BIG BUSINESS: Race creates far-reaching effects and should continue beyond 2015
MALAYSIA staged its 15th edition of the Formula One (F1) race last weekend. Under the current contract, which became effective in, it will hold its 17th and last race in 2015.
Is the government game for F1 to continue beyond 2015? Should the public chide it if the government were to seek and get a contract extension to hold the world’s hottest race?
Nearly two years ago, the writer penned that F1 is a big business. It is a prestigious and an expensive endeavour. But at the same time, F1 creates an impact that is far reaching. It can be felt beyond motorsports and tourism — covering sectors such as food and beverage, transportation and related sevices.
Hence, the writer reiterates that we should urge the government to ask for the next extension from F1 supremo Bernie Ecclestone.
It’s good to hear from Prime Mi-nister Datuk Seri Najib Razak that the government is seriously considering the possibility of extending the contract to host the race.
“Organising the Formula One has put Malaysia on the world map. It shows that Malaysia can organise an international event of this stature.
“We have support from the local as well as the international communities.
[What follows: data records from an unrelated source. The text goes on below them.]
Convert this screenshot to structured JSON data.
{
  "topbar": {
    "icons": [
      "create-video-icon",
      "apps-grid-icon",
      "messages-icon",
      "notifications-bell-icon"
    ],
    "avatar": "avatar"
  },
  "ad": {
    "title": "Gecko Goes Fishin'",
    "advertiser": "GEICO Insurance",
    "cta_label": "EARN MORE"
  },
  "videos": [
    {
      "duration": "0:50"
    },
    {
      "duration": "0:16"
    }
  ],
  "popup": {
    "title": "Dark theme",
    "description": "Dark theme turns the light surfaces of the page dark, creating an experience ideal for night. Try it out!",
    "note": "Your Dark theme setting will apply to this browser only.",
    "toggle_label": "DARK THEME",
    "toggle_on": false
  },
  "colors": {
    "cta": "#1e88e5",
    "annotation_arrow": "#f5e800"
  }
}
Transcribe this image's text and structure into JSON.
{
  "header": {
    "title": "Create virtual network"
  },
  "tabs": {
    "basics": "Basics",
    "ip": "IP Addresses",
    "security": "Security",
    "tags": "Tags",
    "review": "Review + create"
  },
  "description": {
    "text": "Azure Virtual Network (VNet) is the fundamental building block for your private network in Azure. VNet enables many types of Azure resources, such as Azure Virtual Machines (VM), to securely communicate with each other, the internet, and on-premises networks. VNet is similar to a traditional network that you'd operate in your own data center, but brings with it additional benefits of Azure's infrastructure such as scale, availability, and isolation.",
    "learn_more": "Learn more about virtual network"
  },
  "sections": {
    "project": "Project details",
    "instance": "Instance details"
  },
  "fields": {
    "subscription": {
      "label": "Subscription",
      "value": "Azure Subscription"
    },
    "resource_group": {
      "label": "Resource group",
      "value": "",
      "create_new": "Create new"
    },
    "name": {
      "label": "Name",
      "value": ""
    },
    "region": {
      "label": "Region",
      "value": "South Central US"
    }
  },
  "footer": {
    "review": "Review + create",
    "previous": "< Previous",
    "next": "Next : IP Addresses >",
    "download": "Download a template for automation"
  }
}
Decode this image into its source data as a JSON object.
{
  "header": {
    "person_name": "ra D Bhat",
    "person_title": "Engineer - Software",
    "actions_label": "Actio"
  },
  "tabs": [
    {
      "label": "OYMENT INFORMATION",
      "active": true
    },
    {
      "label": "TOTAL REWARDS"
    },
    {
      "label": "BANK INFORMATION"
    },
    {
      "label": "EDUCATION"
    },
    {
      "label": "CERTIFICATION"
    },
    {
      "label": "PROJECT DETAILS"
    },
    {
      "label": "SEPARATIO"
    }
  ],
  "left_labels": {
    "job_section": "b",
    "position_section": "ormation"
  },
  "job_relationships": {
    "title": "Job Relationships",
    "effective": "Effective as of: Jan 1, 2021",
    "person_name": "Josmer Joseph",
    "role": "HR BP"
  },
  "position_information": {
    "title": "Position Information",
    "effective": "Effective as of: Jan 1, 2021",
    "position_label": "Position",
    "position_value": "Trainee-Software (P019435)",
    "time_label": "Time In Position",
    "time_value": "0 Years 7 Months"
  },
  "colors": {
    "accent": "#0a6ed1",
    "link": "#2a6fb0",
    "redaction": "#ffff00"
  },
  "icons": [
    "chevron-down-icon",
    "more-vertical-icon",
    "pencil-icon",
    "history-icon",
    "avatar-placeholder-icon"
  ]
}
So, all in all, it has been positive,” Najib said after presenting the trophy to winner Sebastian Vettel of Infiniti Red Bull Racing team last Sunday.
The prime minister has acknowledged the race’s big impact. And the writer takes his quote as indirectly to mean that it is now up to Sepang International Circuit Sdn Bhd (SIC) to discuss with Ecclestone on a contract extension that spells more favourable terms for us.
The hefty cost of hosting F1 largely consists of royalty/franchise fees for Ecclestone’s FOM (Formula One Management).
Generally, we have gained more from F1 than what we have spent hosting it. We cannot lose it while there are many other countries wanting to get involved as well.
Former Singapore premier Lee Kuan Yew told this writer’s immediate boss more than 10 years ago that one of his regrets was not taking up the offer to hold F1 race earlier.
Malaysia became the first Asian country after Japan to host the race in the modern era.
Since the inaugural race in 1999, the 5.54km Sepang track has provided great challenge not only because of its tricky layout, but also because our unpredictable weather — from high sulking temperature to torrid rain and thunderstorm — makes the race more intriguing.
Only later Singapore had found out that “the positives” outweighed “the negatives” of holding F1 races. China, India and Bahrain were the more recent Asian additions to the F1 list of host nations. Thailand is lobbying to hold a one-night F1 race on the streets of Bangkok in 2015.
SIC does not have the financial troubles plaguing Germany’s famous Nürburgring track (Nürburgring GmbH officially filed for bankruptcy recently), but it does need some money to rejuvenate the Sepang track.
As of now, the future of Sepang is certain for two more years, and here’s hoping the local house of speed will hold F1 race beyond 2015.